The government approved the Estonian standpoint on the European Green Deal

Stenbock House, 4 June 2020 – At today’s cabinet meeting, the government discussed the Estonian standpoints on the European Green Deal and the corresponding European Climate Law and confirmed the decisions of the session.

Prime Minister Jüri Ratas considers it a positive development that subjects concerning the environment and climate are increasingly important in all areas, and this objective is also carried out by the Green Deal. “Estonia supports the EU goal to achieve climate neutrality by 2050. The Green Deal is a measure for fulfilling this goal,” Prime Minister Jüri Ratas said. “It is a framework that covers all political areas, where social and economic topics are almost as important as environmental issues.”

According to the Minister of the Environment Rene Kokk, the Green Deal brings about many opportunities for Estonia. “It is in our best interests to be involved in the innovation and find new ways to raise the competitiveness of Estonian companies, increase the volume of investments, and seek opportunities to switch over to renewable energy. Developing technologies that are based on hydrogen and other renewable energy fuels is an important subject for Estonia. In my opinion, hydrogen is definitely the way of the future, and I believe that hydrogen solutions could be successfully operated in
Estonia as well as in Europe as early as within a decade,” Kokk said.

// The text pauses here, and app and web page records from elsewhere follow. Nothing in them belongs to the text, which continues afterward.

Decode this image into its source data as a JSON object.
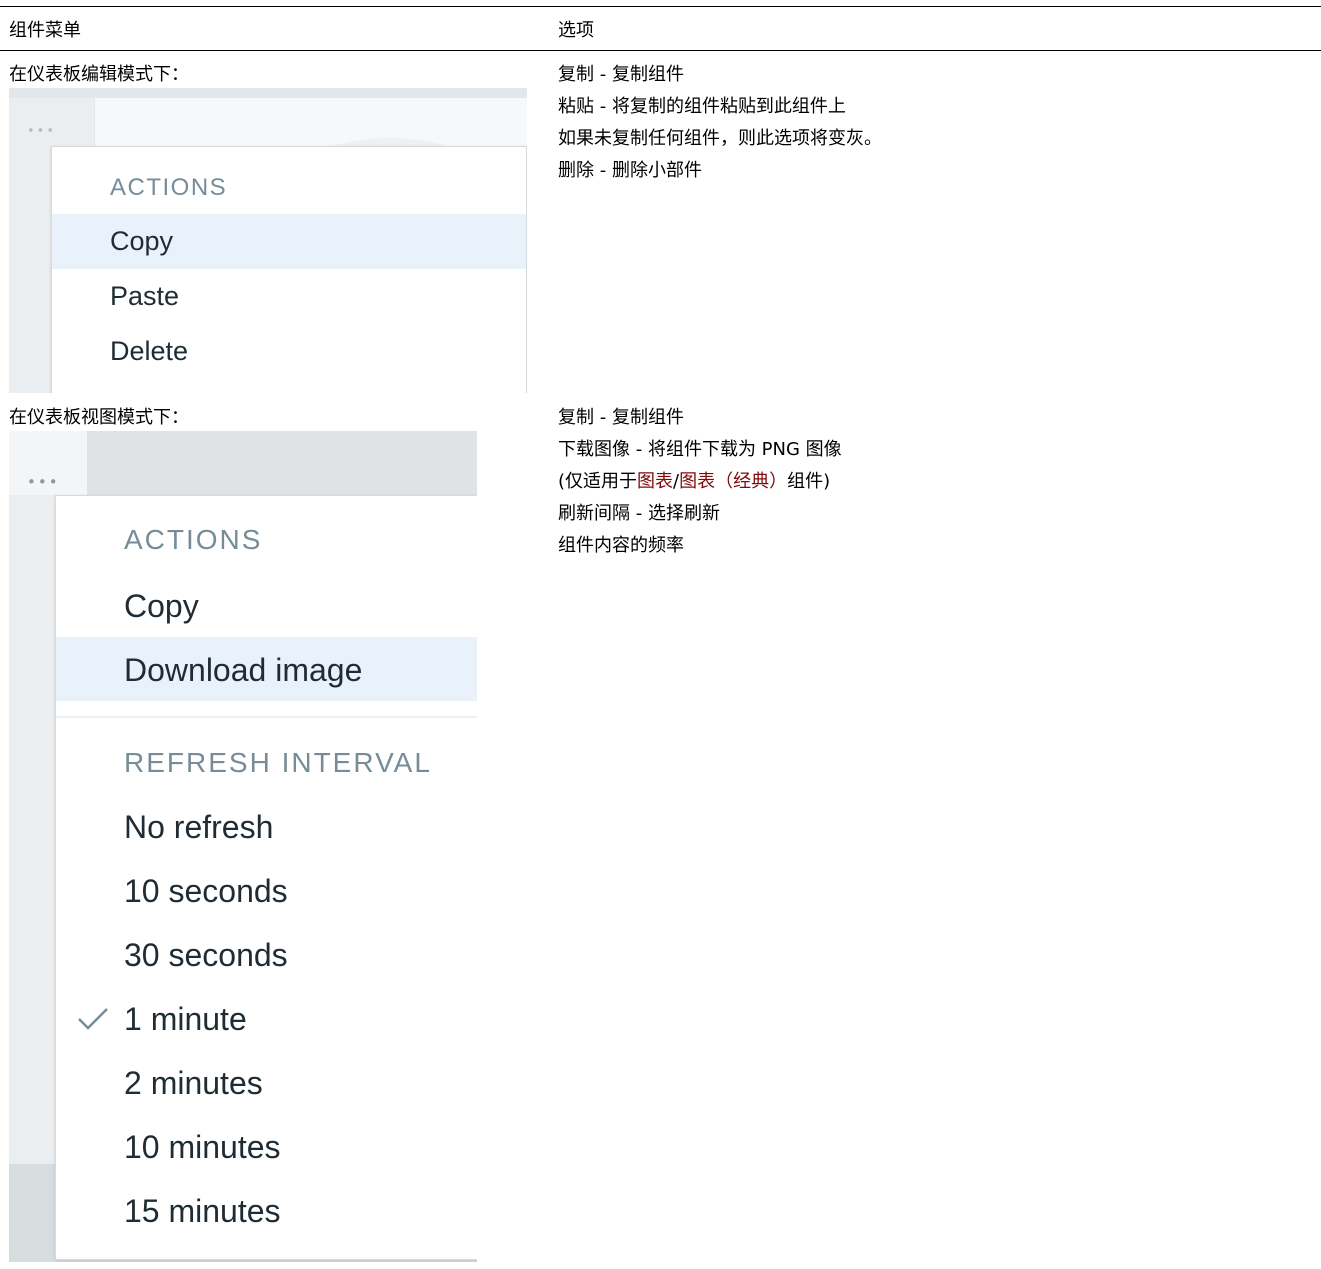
{
  "table": {
    "header": {
      "col1": "组件菜单",
      "col2": "选项"
    },
    "rows": [
      {
        "mode_label": "在仪表板编辑模式下：",
        "options": [
          "复制 - 复制组件",
          "粘贴 - 将复制的组件粘贴到此组件上",
          "如果未复制任何组件，则此选项将变灰。",
          "删除 - 删除小部件"
        ]
      },
      {
        "mode_label": "在仪表板视图模式下：",
        "options_line1": "复制 - 复制组件",
        "options_line2": "下载图像 - 将组件下载为 PNG 图像",
        "options_line3_prefix": "(仅适用于",
        "options_line3_link1": "图表",
        "options_line3_sep": "/",
        "options_line3_link2": "图表（经典）",
        "options_line3_suffix": "组件)",
        "options_line4": "刷新间隔 - 选择刷新",
        "options_line5": "组件内容的频率"
      }
    ]
  },
  "edit_menu": {
    "dots": "•••",
    "heading": "ACTIONS",
    "items": [
      "Copy",
      "Paste",
      "Delete"
    ],
    "highlighted": "Copy"
  },
  "view_menu": {
    "dots": "•••",
    "actions_heading": "ACTIONS",
    "actions": [
      "Copy",
      "Download image"
    ],
    "highlighted": "Download image",
    "refresh_heading": "REFRESH INTERVAL",
    "refresh_items": [
      "No refresh",
      "10 seconds",
      "30 seconds",
      "1 minute",
      "2 minutes",
      "10 minutes",
      "15 minutes"
    ],
    "selected_refresh": "1 minute",
    "check_icon": "check-icon"
  },
  "colors": {
    "link": "#7f0a0a",
    "menu_highlight": "#e9f2fb",
    "menu_heading": "#768d99",
    "menu_text": "#1f2c33"
  }
}
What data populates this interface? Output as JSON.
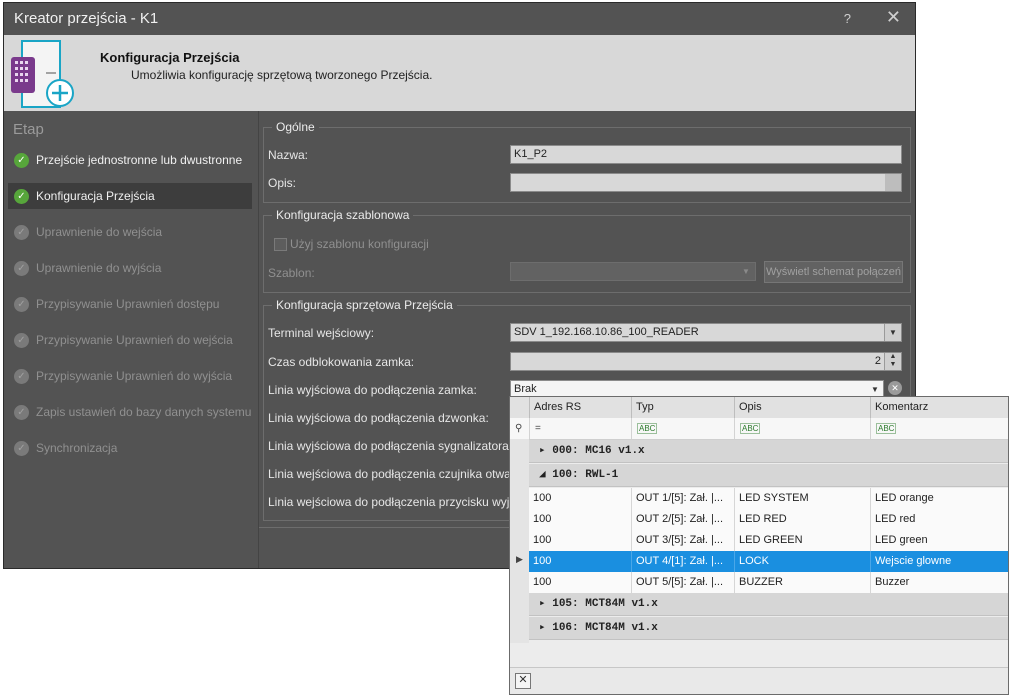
{
  "window": {
    "title": "Kreator przejścia - K1",
    "help": "?",
    "close": "✕"
  },
  "header": {
    "title": "Konfiguracja Przejścia",
    "subtitle": "Umożliwia konfigurację sprzętową tworzonego Przejścia."
  },
  "sidebar": {
    "heading": "Etap",
    "steps": [
      {
        "label": "Przejście jednostronne lub dwustronne"
      },
      {
        "label": "Konfiguracja Przejścia"
      },
      {
        "label": "Uprawnienie do wejścia"
      },
      {
        "label": "Uprawnienie do wyjścia"
      },
      {
        "label": "Przypisywanie Uprawnień dostępu"
      },
      {
        "label": "Przypisywanie Uprawnień do wejścia"
      },
      {
        "label": "Przypisywanie Uprawnień do wyjścia"
      },
      {
        "label": "Zapis ustawień do bazy danych systemu"
      },
      {
        "label": "Synchronizacja"
      }
    ]
  },
  "general": {
    "legend": "Ogólne",
    "name_label": "Nazwa:",
    "name_value": "K1_P2",
    "desc_label": "Opis:",
    "desc_value": ""
  },
  "template": {
    "legend": "Konfiguracja szablonowa",
    "use_template_label": "Użyj szablonu konfiguracji",
    "template_label": "Szablon:",
    "template_value": "",
    "show_schema_button": "Wyświetl schemat połączeń"
  },
  "hardware": {
    "legend": "Konfiguracja sprzętowa Przejścia",
    "terminal_label": "Terminal wejściowy:",
    "terminal_value": "SDV 1_192.168.10.86_100_READER",
    "unlock_time_label": "Czas odblokowania zamka:",
    "unlock_time_value": "2",
    "lock_line_label": "Linia wyjściowa do podłączenia zamka:",
    "lock_line_value": "Brak",
    "bell_line_label": "Linia wyjściowa do podłączenia dzwonka:",
    "signal_line_label": "Linia wyjściowa do podłączenia sygnalizatora:",
    "sensor_line_label": "Linia wejściowa do podłączenia czujnika otwarcia:",
    "button_line_label": "Linia wejściowa do podłączenia przycisku wyjścia:"
  },
  "popup": {
    "columns": [
      "Adres RS",
      "Typ",
      "Opis",
      "Komentarz"
    ],
    "filter_eq": "=",
    "filter_abc": "ABC",
    "groups": [
      {
        "label": "000: MC16 v1.x"
      },
      {
        "label": "100: RWL-1"
      },
      {
        "label": "105: MCT84M v1.x"
      },
      {
        "label": "106: MCT84M v1.x"
      }
    ],
    "rows": [
      {
        "adres": "100",
        "typ": "OUT 1/[5]: Zał. |...",
        "opis": "LED SYSTEM",
        "komentarz": "LED orange"
      },
      {
        "adres": "100",
        "typ": "OUT 2/[5]: Zał. |...",
        "opis": "LED RED",
        "komentarz": "LED red"
      },
      {
        "adres": "100",
        "typ": "OUT 3/[5]: Zał. |...",
        "opis": "LED GREEN",
        "komentarz": "LED green"
      },
      {
        "adres": "100",
        "typ": "OUT 4/[1]: Zał. |...",
        "opis": "LOCK",
        "komentarz": "Wejscie glowne"
      },
      {
        "adres": "100",
        "typ": "OUT 5/[5]: Zał. |...",
        "opis": "BUZZER",
        "komentarz": "Buzzer"
      }
    ],
    "close": "✕"
  }
}
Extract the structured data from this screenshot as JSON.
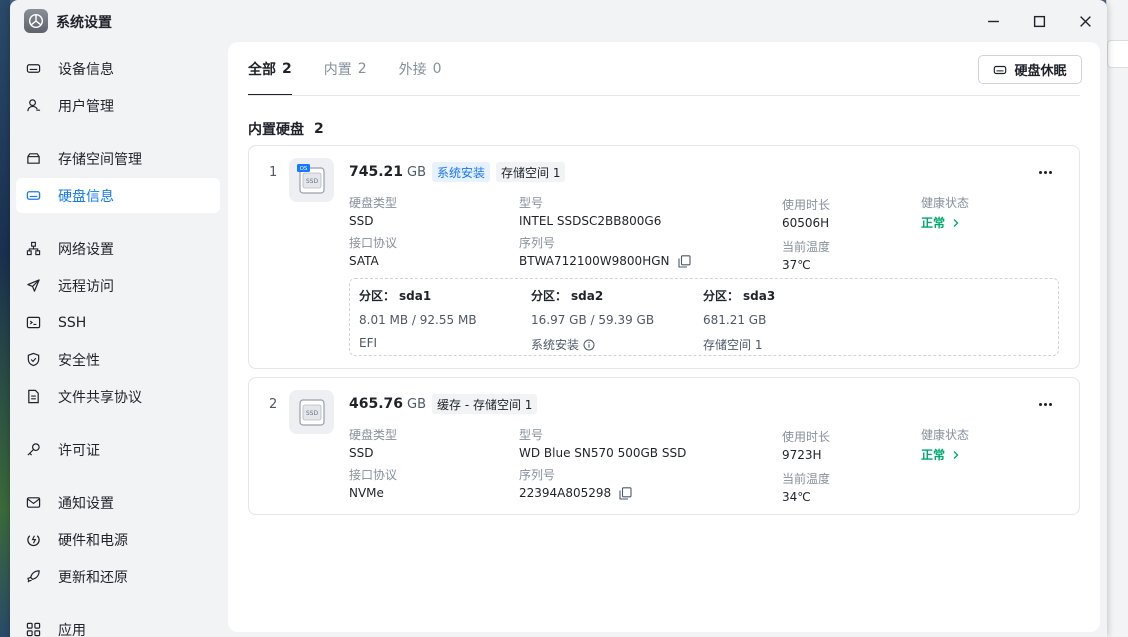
{
  "window": {
    "title": "系统设置"
  },
  "sidebar": {
    "items": [
      {
        "label": "设备信息",
        "icon": "device-icon"
      },
      {
        "label": "用户管理",
        "icon": "user-icon"
      },
      {
        "label": "存储空间管理",
        "icon": "storage-icon"
      },
      {
        "label": "硬盘信息",
        "icon": "disk-icon",
        "active": true
      },
      {
        "label": "网络设置",
        "icon": "network-icon"
      },
      {
        "label": "远程访问",
        "icon": "send-icon"
      },
      {
        "label": "SSH",
        "icon": "terminal-icon"
      },
      {
        "label": "安全性",
        "icon": "shield-icon"
      },
      {
        "label": "文件共享协议",
        "icon": "document-icon"
      },
      {
        "label": "许可证",
        "icon": "key-icon"
      },
      {
        "label": "通知设置",
        "icon": "mail-icon"
      },
      {
        "label": "硬件和电源",
        "icon": "power-icon"
      },
      {
        "label": "更新和还原",
        "icon": "rocket-icon"
      },
      {
        "label": "应用",
        "icon": "apps-icon"
      }
    ]
  },
  "tabs": [
    {
      "label": "全部",
      "count": "2",
      "active": true
    },
    {
      "label": "内置",
      "count": "2"
    },
    {
      "label": "外接",
      "count": "0"
    }
  ],
  "sleep_button": "硬盘休眠",
  "section": {
    "title": "内置硬盘",
    "count": "2"
  },
  "labels": {
    "disk_type": "硬盘类型",
    "model": "型号",
    "usage_time": "使用时长",
    "health": "健康状态",
    "interface": "接口协议",
    "serial": "序列号",
    "temperature": "当前温度"
  },
  "disks": [
    {
      "index": "1",
      "capacity": "745.21",
      "unit": "GB",
      "badge_os": "OS",
      "tags": [
        "系统安装",
        "存储空间 1"
      ],
      "disk_type": "SSD",
      "model": "INTEL SSDSC2BB800G6",
      "usage_time": "60506H",
      "health": "正常",
      "interface": "SATA",
      "serial": "BTWA712100W9800HGN",
      "temperature": "37℃",
      "partitions": [
        {
          "label": "分区：",
          "name": "sda1",
          "size": "8.01 MB / 92.55 MB",
          "usage": "EFI"
        },
        {
          "label": "分区：",
          "name": "sda2",
          "size": "16.97 GB / 59.39 GB",
          "usage": "系统安装"
        },
        {
          "label": "分区：",
          "name": "sda3",
          "size": "681.21 GB",
          "usage": "存储空间 1"
        }
      ]
    },
    {
      "index": "2",
      "capacity": "465.76",
      "unit": "GB",
      "tags": [
        "缓存 - 存储空间 1"
      ],
      "disk_type": "SSD",
      "model": "WD Blue SN570 500GB SSD",
      "usage_time": "9723H",
      "health": "正常",
      "interface": "NVMe",
      "serial": "22394A805298",
      "temperature": "34℃"
    }
  ],
  "colors": {
    "accent": "#1677ff",
    "ok": "#00a870"
  }
}
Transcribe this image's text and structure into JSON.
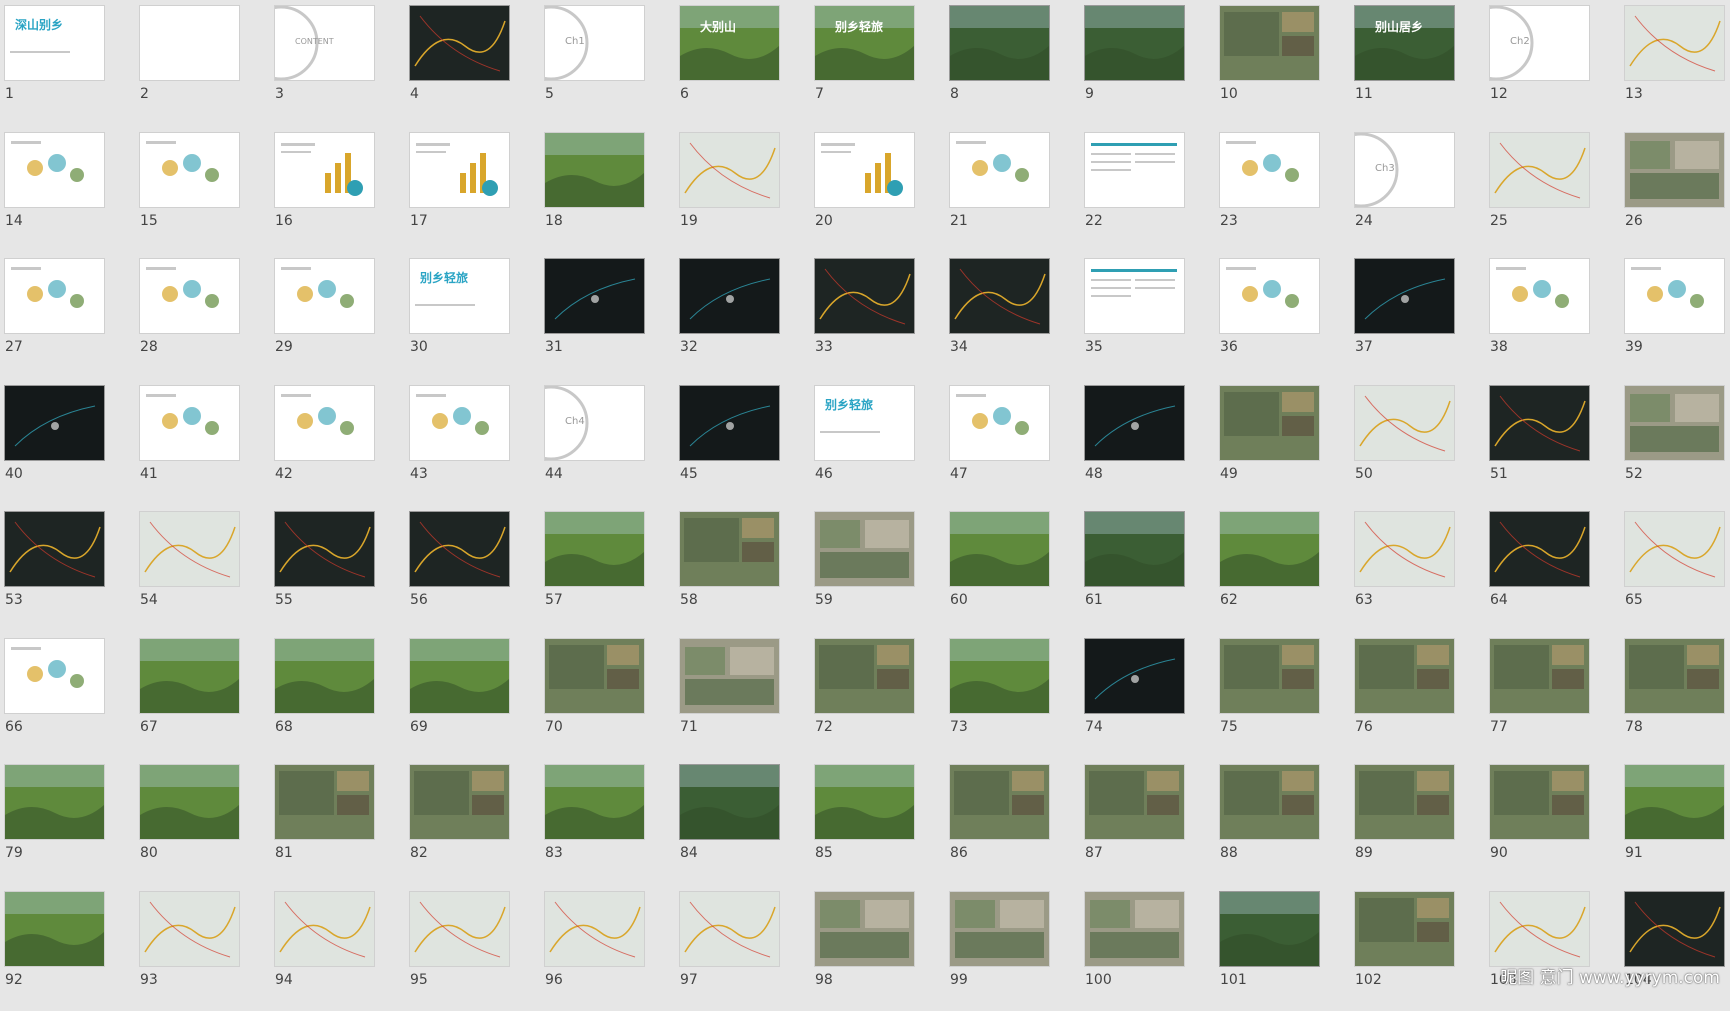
{
  "watermark": "昵图 意门 www.yyrym.com",
  "palette": {
    "white": "#ffffff",
    "dark": "#1e2523",
    "forest": "#3b5e34",
    "photo": "#6f7f5a",
    "greenField": "#5f8a3c",
    "sky": "#b9d3e6",
    "map": "#dfe4df",
    "night": "#14191a",
    "mixed": "#9b9a86",
    "accent": "#d9a62b",
    "red": "#d33a2c",
    "teal": "#2f9fb3",
    "gray": "#c8c8c8"
  },
  "slides": [
    {
      "num": "1",
      "kind": "title",
      "title": "深山别乡"
    },
    {
      "num": "2",
      "kind": "white"
    },
    {
      "num": "3",
      "kind": "chapter",
      "title": "CONTENT"
    },
    {
      "num": "4",
      "kind": "dark-map"
    },
    {
      "num": "5",
      "kind": "chapter",
      "title": "Ch1"
    },
    {
      "num": "6",
      "kind": "photo-green",
      "title": "大别山"
    },
    {
      "num": "7",
      "kind": "photo-green",
      "title": "别乡轻旅"
    },
    {
      "num": "8",
      "kind": "forest"
    },
    {
      "num": "9",
      "kind": "forest"
    },
    {
      "num": "10",
      "kind": "photo"
    },
    {
      "num": "11",
      "kind": "forest",
      "title": "别山居乡"
    },
    {
      "num": "12",
      "kind": "chapter",
      "title": "Ch2"
    },
    {
      "num": "13",
      "kind": "map"
    },
    {
      "num": "14",
      "kind": "diagram"
    },
    {
      "num": "15",
      "kind": "diagram"
    },
    {
      "num": "16",
      "kind": "chart"
    },
    {
      "num": "17",
      "kind": "chart"
    },
    {
      "num": "18",
      "kind": "photo-green"
    },
    {
      "num": "19",
      "kind": "map"
    },
    {
      "num": "20",
      "kind": "chart"
    },
    {
      "num": "21",
      "kind": "diagram"
    },
    {
      "num": "22",
      "kind": "text"
    },
    {
      "num": "23",
      "kind": "diagram"
    },
    {
      "num": "24",
      "kind": "chapter",
      "title": "Ch3"
    },
    {
      "num": "25",
      "kind": "map"
    },
    {
      "num": "26",
      "kind": "mixed"
    },
    {
      "num": "27",
      "kind": "diagram"
    },
    {
      "num": "28",
      "kind": "diagram"
    },
    {
      "num": "29",
      "kind": "diagram"
    },
    {
      "num": "30",
      "kind": "title",
      "title": "别乡轻旅"
    },
    {
      "num": "31",
      "kind": "dark"
    },
    {
      "num": "32",
      "kind": "dark"
    },
    {
      "num": "33",
      "kind": "dark-map"
    },
    {
      "num": "34",
      "kind": "dark-map"
    },
    {
      "num": "35",
      "kind": "text"
    },
    {
      "num": "36",
      "kind": "diagram"
    },
    {
      "num": "37",
      "kind": "dark"
    },
    {
      "num": "38",
      "kind": "diagram"
    },
    {
      "num": "39",
      "kind": "diagram"
    },
    {
      "num": "40",
      "kind": "dark"
    },
    {
      "num": "41",
      "kind": "diagram"
    },
    {
      "num": "42",
      "kind": "diagram"
    },
    {
      "num": "43",
      "kind": "diagram"
    },
    {
      "num": "44",
      "kind": "chapter",
      "title": "Ch4"
    },
    {
      "num": "45",
      "kind": "dark"
    },
    {
      "num": "46",
      "kind": "title",
      "title": "别乡轻旅"
    },
    {
      "num": "47",
      "kind": "diagram"
    },
    {
      "num": "48",
      "kind": "dark"
    },
    {
      "num": "49",
      "kind": "photo"
    },
    {
      "num": "50",
      "kind": "map"
    },
    {
      "num": "51",
      "kind": "dark-map"
    },
    {
      "num": "52",
      "kind": "mixed"
    },
    {
      "num": "53",
      "kind": "dark-map"
    },
    {
      "num": "54",
      "kind": "map"
    },
    {
      "num": "55",
      "kind": "dark-map"
    },
    {
      "num": "56",
      "kind": "dark-map"
    },
    {
      "num": "57",
      "kind": "photo-green"
    },
    {
      "num": "58",
      "kind": "photo"
    },
    {
      "num": "59",
      "kind": "mixed"
    },
    {
      "num": "60",
      "kind": "photo-green"
    },
    {
      "num": "61",
      "kind": "forest"
    },
    {
      "num": "62",
      "kind": "photo-green"
    },
    {
      "num": "63",
      "kind": "map"
    },
    {
      "num": "64",
      "kind": "dark-map"
    },
    {
      "num": "65",
      "kind": "map"
    },
    {
      "num": "66",
      "kind": "diagram"
    },
    {
      "num": "67",
      "kind": "photo-green"
    },
    {
      "num": "68",
      "kind": "photo-green"
    },
    {
      "num": "69",
      "kind": "photo-green"
    },
    {
      "num": "70",
      "kind": "photo"
    },
    {
      "num": "71",
      "kind": "mixed"
    },
    {
      "num": "72",
      "kind": "photo"
    },
    {
      "num": "73",
      "kind": "photo-green"
    },
    {
      "num": "74",
      "kind": "dark"
    },
    {
      "num": "75",
      "kind": "photo"
    },
    {
      "num": "76",
      "kind": "photo"
    },
    {
      "num": "77",
      "kind": "photo"
    },
    {
      "num": "78",
      "kind": "photo"
    },
    {
      "num": "79",
      "kind": "photo-green"
    },
    {
      "num": "80",
      "kind": "photo-green"
    },
    {
      "num": "81",
      "kind": "photo"
    },
    {
      "num": "82",
      "kind": "photo"
    },
    {
      "num": "83",
      "kind": "photo-green"
    },
    {
      "num": "84",
      "kind": "forest"
    },
    {
      "num": "85",
      "kind": "photo-green"
    },
    {
      "num": "86",
      "kind": "photo"
    },
    {
      "num": "87",
      "kind": "photo"
    },
    {
      "num": "88",
      "kind": "photo"
    },
    {
      "num": "89",
      "kind": "photo"
    },
    {
      "num": "90",
      "kind": "photo"
    },
    {
      "num": "91",
      "kind": "photo-green"
    },
    {
      "num": "92",
      "kind": "photo-green"
    },
    {
      "num": "93",
      "kind": "map"
    },
    {
      "num": "94",
      "kind": "map"
    },
    {
      "num": "95",
      "kind": "map"
    },
    {
      "num": "96",
      "kind": "map"
    },
    {
      "num": "97",
      "kind": "map"
    },
    {
      "num": "98",
      "kind": "mixed"
    },
    {
      "num": "99",
      "kind": "mixed"
    },
    {
      "num": "100",
      "kind": "mixed"
    },
    {
      "num": "101",
      "kind": "forest"
    },
    {
      "num": "102",
      "kind": "photo"
    },
    {
      "num": "103",
      "kind": "map"
    },
    {
      "num": "104",
      "kind": "dark-map"
    }
  ]
}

Estonia supports the establishment of the European Union long-term climate neutrality framework for 2050 within the European Climate Law. However, to increase the European Union climate target for 2030, a thorough analysis of the Member States and sectors must be conducted.

Form the Estonian viewpoint, the most important sectors in need of investments are energy and transport because we must guarantee the security of energy and supply when transitioning to climate neutrality. Estonia sees great potential in offshore wind parks, which represent a good opportunity to use more renewable energy in the Northern Baltic region. The establishment of innovative solutions, the development of green technologies, and basic and applied research must also be supported. The focus should be on applying and using future technologies and developing the necessary skills. Estonia also emphasises the importance of environmental education and factual approach to green topics.

Estonia also recommends considering the crisis and impacts of the COVID-19 pandemic in the initial European Green Deal strategy that was issued in December. Managing the exiting from the crisis must comply with the long-term climate goals of the EU and the principles of circular economy.

Ursula von der Leyen, President of the European Commission, presented the European Green Deal action plan in 11 December 2019. It is the umbrella strategy of the European Commission for establishing a resource-efficient Europe with a competitive economy. The main objectives of the deal are sustainable and durable economic growth, and a cleaner, greener, and healthier environment. For that purpose, the European Commission brings together 47 initiatives of different areas in the deal, trying to approach the environmental, economic, and social spheres with a unified vision.